*THE PROBLEM*: Provide the number of lines in the entries below containing "本地磁盘", with no further words.

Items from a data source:

Content starts

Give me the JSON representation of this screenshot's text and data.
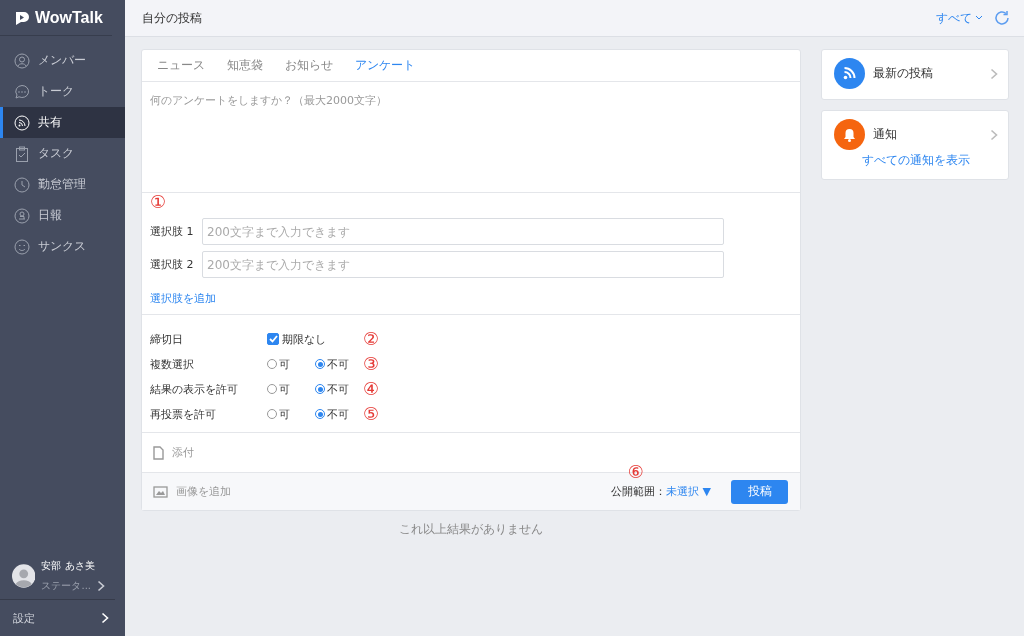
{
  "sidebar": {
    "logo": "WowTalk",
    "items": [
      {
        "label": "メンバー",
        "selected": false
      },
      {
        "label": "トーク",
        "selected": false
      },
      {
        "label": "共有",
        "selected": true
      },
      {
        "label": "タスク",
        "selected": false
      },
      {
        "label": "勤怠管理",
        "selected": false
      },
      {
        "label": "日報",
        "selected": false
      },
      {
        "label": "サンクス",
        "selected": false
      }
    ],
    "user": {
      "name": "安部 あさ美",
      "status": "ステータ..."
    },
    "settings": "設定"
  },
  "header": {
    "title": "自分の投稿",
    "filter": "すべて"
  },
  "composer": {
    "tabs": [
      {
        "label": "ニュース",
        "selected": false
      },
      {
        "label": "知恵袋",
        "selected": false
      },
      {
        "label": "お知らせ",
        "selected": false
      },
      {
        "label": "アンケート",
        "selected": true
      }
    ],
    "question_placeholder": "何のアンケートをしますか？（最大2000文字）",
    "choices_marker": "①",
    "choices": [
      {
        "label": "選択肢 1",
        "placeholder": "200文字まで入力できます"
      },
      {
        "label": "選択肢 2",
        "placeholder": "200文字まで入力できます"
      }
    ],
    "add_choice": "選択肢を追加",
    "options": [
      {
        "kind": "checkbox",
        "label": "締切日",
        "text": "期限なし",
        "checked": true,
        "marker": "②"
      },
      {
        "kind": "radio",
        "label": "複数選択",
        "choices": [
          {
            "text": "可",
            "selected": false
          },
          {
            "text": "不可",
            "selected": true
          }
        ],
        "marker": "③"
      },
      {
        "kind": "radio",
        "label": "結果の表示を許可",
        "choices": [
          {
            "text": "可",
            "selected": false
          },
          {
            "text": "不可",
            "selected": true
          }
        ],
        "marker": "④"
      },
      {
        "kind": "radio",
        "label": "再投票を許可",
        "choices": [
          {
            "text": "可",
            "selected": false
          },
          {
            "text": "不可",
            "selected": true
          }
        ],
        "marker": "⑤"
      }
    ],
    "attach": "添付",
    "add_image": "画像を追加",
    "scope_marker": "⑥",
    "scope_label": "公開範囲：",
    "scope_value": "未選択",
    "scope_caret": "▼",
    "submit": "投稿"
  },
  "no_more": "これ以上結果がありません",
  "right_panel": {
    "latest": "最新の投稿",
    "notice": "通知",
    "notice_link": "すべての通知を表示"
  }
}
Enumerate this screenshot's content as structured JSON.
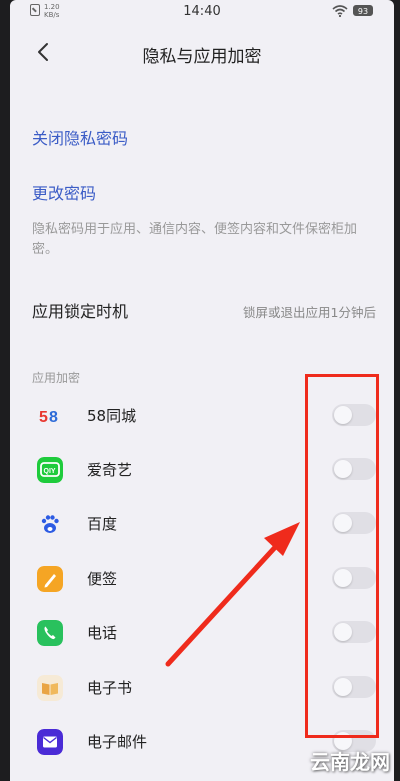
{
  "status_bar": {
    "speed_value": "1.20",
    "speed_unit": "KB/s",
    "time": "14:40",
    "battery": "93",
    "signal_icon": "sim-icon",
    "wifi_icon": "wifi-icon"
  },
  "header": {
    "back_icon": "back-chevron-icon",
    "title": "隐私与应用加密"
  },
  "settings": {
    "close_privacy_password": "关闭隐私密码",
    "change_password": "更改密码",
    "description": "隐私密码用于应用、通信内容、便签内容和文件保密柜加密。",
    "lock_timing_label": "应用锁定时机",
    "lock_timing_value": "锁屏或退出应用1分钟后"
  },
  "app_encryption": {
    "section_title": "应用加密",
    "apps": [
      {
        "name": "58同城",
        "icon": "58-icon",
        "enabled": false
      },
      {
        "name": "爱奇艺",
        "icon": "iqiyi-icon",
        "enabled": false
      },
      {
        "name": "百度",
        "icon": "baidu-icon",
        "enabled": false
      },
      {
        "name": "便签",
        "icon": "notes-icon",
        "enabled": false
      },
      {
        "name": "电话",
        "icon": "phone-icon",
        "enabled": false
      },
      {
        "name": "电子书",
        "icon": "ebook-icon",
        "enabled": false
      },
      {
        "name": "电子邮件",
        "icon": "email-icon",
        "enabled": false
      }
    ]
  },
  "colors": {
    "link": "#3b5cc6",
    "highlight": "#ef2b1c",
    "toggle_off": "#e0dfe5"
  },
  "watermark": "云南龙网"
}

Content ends
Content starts

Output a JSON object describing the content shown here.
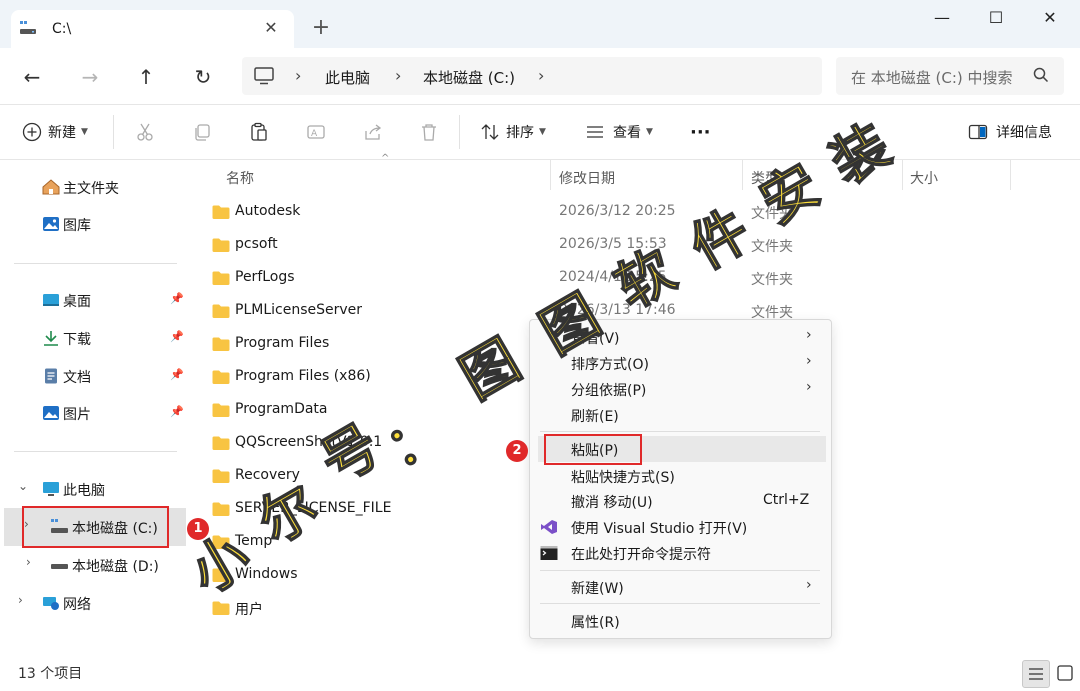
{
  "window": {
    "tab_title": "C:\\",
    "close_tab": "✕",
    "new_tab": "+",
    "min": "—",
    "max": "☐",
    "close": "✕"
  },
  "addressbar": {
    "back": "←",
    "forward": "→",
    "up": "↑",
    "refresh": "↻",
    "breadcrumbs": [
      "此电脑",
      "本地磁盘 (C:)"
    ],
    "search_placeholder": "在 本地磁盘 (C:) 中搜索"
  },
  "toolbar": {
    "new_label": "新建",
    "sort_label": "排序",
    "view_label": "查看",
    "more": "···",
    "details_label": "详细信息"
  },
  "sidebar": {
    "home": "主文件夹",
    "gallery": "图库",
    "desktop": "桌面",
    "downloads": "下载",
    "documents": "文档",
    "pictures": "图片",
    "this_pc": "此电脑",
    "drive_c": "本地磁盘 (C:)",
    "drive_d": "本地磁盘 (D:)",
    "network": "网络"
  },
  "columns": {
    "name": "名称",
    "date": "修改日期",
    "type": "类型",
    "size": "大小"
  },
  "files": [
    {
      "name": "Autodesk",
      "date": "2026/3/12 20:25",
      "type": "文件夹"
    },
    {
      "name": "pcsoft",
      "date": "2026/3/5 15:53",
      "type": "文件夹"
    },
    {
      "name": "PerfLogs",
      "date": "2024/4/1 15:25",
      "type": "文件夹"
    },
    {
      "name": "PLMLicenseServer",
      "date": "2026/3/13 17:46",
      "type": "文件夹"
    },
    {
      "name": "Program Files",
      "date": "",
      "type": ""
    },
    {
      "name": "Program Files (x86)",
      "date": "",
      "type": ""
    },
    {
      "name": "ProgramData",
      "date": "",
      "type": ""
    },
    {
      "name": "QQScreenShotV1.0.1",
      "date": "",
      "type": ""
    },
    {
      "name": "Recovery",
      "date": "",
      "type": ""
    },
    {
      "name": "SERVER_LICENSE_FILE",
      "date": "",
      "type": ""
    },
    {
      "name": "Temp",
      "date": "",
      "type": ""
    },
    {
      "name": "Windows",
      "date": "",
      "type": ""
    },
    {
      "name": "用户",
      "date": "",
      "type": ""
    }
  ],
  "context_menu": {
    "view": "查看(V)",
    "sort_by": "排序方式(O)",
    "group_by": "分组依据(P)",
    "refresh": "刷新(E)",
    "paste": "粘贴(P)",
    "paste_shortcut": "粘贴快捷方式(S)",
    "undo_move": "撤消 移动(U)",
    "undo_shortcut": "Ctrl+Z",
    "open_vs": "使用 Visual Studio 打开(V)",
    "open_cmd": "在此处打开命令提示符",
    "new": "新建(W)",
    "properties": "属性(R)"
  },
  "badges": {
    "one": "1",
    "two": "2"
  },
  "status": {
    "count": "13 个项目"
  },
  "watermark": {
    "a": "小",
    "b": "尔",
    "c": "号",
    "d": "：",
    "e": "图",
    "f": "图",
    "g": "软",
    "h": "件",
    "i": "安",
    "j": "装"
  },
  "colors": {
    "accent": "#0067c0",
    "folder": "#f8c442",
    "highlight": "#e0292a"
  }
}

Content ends

*ANSWER SPACE*: 4